Back v. Back
125 N.W. 1009 (Iowa 1910)

Facts:

  • William Back got a divorce and then married his ex-wife’s daughter from a previous marriage (plaintiff here).
    • Thus, there was no blood relation.
  • When Back died, an issue arose for inheritance purposes as to whether the marriage was incestuous and void.
  • Under the provisions of Code, § 4936, the definition of “incest” includes marriage between a man and his wife’s daughter, and prohibits such marriage.

History:
The trial court ruled that the marriage to plaintiff was void in its inception and continued to be void after the death of plaintiff’s mother and until the death of decedent, and that, therefore, plaintiff is not the widow of decedent.

Issue:
Whether a marriage between a man and his ex-wife’s daughter from a prior marriage is incestuous and void.

Holding:
No. Case reversed.

Reasoning:

  • “We reach the conclusion, therefore, that the relationship of affinity between the decedent and plaintiff which existed during the continuance of the marriage relation between decedent and plaintiff’s mother terminated when the latter procured a divorce from decedent, and after that time plaintiff was not the daughter of decedent’s wife, and the marriage between them was valid.”
    • Note: Affinity = relations established by law, such as step families.
  • The relationship here was purely legal, thus the divorce solved any potential issues.
  • Prof: Consanguinity (blood) cannot be destroyed, while affinity (legal) can.

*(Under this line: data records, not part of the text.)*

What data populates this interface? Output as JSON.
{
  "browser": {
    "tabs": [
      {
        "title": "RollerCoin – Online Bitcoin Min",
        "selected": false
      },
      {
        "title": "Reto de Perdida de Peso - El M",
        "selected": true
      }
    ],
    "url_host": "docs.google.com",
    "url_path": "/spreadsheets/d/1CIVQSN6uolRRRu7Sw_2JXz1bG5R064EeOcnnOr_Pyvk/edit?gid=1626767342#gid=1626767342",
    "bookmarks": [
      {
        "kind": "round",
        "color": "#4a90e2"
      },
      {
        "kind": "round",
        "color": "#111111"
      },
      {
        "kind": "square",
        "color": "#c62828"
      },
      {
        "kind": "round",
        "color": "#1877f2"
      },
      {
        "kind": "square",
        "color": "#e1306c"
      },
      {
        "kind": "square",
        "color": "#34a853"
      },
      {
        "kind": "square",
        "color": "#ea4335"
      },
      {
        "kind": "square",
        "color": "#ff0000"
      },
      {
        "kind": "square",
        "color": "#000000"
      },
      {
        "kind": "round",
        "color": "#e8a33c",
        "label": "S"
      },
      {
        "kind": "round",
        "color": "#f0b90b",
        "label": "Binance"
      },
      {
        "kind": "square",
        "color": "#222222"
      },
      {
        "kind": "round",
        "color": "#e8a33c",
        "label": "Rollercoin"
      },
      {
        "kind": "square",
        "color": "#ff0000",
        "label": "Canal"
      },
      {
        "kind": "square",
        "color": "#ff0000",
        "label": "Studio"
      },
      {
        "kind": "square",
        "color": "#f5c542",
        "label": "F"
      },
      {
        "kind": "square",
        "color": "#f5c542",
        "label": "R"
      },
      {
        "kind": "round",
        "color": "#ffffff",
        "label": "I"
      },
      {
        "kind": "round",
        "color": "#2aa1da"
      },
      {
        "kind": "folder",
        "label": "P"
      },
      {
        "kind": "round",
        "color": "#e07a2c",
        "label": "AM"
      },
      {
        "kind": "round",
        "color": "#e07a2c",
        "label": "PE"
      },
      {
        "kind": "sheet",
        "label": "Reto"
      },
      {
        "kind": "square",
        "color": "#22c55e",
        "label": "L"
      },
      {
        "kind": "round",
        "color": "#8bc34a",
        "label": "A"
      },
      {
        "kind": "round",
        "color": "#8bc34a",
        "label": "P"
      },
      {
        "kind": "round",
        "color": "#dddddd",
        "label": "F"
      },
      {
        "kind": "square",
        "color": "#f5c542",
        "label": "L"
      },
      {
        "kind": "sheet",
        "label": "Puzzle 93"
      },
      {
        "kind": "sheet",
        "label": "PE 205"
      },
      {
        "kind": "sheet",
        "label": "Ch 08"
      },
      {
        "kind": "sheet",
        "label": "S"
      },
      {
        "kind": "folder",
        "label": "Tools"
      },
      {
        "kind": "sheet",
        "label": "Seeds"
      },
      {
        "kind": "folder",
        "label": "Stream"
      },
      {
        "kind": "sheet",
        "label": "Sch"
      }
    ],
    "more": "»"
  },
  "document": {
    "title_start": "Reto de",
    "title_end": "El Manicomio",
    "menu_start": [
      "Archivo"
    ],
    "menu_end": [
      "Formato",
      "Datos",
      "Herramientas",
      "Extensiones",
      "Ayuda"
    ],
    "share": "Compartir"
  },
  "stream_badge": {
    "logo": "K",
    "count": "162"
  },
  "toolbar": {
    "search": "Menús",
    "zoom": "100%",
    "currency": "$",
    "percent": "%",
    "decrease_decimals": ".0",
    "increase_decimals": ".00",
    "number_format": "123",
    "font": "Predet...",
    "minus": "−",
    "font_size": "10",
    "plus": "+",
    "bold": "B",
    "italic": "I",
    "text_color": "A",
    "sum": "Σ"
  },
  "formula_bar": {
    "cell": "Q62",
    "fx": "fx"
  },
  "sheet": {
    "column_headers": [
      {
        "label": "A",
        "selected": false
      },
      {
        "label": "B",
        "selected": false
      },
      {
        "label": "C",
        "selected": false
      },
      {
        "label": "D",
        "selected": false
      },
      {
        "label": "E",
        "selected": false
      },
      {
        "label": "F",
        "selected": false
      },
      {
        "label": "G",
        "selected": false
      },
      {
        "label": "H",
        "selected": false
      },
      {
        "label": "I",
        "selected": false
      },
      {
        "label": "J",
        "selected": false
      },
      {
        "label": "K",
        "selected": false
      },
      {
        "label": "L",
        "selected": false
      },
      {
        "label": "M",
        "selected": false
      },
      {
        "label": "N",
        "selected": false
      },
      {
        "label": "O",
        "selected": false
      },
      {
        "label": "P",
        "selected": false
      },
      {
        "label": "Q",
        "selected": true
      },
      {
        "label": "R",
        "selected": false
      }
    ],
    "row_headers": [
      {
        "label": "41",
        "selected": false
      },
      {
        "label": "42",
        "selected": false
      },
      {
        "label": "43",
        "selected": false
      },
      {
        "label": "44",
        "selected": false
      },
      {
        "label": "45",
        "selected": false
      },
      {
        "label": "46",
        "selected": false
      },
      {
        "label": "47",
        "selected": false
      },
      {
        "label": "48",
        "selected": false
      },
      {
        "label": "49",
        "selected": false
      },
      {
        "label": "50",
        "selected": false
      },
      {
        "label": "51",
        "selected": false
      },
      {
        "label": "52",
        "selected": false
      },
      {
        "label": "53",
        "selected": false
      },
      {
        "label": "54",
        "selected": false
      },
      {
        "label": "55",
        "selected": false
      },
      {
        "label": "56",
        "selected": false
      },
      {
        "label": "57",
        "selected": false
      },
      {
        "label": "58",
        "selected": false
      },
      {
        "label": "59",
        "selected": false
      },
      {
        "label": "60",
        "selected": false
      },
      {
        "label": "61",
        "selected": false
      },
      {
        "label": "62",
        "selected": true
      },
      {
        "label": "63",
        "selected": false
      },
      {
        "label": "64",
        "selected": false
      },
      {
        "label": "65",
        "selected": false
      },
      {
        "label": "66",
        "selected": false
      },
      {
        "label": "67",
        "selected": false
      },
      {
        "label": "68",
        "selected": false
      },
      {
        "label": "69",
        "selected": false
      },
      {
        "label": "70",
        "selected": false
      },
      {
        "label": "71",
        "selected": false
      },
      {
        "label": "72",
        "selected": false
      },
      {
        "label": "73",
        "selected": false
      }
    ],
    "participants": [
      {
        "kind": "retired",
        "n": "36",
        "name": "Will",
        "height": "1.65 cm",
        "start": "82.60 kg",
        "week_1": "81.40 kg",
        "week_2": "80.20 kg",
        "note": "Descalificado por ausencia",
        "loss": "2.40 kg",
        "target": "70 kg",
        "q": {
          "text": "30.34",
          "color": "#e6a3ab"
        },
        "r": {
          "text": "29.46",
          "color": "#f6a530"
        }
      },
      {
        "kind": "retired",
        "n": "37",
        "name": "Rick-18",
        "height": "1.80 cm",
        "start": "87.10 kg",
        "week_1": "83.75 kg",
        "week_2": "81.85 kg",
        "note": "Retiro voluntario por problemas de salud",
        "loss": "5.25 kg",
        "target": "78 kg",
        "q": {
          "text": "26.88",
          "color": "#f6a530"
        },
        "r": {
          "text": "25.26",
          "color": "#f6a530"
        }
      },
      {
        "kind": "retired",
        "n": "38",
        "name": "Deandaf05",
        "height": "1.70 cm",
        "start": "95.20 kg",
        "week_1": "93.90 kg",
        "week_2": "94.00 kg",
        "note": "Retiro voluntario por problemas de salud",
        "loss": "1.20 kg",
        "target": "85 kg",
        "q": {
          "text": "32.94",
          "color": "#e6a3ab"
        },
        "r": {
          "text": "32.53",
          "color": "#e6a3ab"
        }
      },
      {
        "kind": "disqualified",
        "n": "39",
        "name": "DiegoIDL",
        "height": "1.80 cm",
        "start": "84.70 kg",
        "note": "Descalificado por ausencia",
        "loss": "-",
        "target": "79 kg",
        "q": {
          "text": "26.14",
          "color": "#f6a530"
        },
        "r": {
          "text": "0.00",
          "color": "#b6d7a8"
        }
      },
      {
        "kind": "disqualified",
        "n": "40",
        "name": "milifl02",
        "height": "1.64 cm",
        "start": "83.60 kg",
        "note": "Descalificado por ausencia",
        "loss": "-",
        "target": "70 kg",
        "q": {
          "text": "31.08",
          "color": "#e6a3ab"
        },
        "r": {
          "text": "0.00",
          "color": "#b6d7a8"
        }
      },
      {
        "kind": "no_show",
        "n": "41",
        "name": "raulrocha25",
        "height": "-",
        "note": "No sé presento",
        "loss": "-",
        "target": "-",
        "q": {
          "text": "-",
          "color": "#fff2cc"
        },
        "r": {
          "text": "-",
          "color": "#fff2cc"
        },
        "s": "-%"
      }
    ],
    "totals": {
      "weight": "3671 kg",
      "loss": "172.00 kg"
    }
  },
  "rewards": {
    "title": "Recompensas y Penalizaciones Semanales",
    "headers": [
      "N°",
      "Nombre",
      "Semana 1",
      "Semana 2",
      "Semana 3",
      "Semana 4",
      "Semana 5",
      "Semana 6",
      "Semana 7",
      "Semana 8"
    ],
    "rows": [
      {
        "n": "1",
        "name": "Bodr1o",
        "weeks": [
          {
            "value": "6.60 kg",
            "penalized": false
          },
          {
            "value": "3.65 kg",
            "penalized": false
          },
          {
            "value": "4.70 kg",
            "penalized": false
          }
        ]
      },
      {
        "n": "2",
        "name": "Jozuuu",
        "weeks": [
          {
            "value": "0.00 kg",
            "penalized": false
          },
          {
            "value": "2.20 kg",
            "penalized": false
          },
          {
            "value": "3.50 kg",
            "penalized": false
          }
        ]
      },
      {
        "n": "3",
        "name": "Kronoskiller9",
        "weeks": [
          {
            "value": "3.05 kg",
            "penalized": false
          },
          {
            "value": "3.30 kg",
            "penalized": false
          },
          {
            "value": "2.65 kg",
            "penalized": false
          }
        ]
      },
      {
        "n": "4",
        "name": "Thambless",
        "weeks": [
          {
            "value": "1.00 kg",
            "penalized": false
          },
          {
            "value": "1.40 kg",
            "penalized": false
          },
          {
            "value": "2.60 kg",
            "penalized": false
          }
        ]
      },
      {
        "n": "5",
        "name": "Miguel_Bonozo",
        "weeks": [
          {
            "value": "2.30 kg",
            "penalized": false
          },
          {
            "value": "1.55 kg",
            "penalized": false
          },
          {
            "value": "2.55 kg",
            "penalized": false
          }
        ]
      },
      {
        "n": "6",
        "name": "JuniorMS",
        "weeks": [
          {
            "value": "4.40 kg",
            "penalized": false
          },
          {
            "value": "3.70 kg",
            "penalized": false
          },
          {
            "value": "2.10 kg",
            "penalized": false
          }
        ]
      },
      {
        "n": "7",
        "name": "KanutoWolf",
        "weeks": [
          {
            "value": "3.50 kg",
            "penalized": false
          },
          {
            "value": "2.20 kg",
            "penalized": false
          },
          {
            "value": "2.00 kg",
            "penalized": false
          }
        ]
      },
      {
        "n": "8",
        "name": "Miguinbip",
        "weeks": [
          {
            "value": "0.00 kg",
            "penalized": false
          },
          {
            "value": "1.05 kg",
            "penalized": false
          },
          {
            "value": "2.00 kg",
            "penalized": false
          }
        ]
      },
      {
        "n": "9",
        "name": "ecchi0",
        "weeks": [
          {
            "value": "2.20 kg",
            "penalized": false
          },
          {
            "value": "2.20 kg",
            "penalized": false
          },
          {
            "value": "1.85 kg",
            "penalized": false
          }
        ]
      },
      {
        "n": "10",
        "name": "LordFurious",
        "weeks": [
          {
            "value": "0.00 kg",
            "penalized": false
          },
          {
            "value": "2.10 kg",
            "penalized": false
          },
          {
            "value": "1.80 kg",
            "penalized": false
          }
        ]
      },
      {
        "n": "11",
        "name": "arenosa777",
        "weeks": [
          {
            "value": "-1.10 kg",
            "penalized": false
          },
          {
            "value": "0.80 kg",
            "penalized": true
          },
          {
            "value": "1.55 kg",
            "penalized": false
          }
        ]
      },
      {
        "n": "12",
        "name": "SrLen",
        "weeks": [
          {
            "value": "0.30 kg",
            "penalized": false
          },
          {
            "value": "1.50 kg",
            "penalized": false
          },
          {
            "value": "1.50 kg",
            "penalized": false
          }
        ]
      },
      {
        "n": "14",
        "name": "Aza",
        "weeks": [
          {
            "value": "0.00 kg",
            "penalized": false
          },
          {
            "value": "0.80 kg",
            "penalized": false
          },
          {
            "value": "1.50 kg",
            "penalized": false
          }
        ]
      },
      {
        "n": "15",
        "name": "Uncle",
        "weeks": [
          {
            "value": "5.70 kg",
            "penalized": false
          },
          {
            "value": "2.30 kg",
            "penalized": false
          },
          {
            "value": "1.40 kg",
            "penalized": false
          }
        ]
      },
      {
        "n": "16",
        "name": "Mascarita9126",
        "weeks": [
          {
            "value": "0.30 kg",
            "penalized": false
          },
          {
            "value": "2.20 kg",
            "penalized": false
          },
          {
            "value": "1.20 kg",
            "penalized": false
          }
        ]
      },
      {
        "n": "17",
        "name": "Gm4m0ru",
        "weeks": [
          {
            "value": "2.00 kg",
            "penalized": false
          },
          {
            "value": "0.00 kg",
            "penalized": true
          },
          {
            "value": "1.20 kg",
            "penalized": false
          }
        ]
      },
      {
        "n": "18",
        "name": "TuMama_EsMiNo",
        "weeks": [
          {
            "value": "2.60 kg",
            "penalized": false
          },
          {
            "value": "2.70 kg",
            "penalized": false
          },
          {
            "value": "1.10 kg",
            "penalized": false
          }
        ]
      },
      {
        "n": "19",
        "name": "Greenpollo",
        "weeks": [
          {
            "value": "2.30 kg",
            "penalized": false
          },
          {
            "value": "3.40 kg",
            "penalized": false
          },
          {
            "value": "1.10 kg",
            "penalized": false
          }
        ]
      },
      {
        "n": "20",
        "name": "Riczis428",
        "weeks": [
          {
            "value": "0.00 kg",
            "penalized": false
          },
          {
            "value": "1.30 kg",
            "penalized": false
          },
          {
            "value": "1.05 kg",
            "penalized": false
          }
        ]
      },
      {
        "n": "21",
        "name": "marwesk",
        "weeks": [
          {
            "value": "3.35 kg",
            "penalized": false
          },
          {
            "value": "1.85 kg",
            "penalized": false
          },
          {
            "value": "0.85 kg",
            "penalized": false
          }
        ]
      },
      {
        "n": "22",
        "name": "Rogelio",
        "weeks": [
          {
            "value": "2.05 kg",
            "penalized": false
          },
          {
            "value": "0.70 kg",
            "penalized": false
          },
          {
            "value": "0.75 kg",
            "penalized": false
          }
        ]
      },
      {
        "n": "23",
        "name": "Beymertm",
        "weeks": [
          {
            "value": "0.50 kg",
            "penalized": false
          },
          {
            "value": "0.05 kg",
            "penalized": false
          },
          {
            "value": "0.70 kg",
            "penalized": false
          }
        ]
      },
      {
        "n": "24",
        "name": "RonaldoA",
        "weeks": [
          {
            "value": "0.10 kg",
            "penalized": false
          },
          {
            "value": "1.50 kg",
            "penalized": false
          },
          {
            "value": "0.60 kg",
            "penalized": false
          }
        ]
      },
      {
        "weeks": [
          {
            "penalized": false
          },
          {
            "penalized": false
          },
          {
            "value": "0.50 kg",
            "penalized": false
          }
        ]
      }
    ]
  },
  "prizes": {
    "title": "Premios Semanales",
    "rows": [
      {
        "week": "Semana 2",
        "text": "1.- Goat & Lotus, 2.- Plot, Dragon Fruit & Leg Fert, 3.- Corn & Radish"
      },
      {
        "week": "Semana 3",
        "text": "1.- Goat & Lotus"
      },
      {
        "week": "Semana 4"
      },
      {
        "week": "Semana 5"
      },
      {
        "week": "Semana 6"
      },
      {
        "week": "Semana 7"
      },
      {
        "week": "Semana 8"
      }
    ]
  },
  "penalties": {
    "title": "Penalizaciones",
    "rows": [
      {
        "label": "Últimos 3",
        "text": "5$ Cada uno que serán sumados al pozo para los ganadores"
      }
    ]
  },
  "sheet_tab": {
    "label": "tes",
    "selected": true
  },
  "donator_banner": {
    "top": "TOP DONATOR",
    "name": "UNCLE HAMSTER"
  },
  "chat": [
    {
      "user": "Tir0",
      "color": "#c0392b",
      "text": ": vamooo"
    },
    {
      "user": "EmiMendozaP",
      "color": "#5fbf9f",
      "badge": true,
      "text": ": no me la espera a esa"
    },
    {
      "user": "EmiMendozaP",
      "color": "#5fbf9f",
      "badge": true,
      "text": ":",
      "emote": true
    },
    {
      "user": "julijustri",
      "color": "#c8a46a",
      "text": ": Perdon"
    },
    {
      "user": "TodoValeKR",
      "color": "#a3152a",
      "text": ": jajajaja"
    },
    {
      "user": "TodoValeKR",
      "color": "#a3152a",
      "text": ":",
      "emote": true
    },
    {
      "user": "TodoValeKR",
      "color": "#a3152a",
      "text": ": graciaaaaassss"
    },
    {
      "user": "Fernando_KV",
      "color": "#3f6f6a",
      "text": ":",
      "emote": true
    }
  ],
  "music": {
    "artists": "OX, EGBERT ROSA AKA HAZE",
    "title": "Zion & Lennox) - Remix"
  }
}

Rule: Relationship by affinity terminates with the termination of the marriage which gave rise to the relationship either by death or divorce, i.e., a man may validly marry the daughter of his ex-wife if the first marriage is legally terminated prior to the second marriage.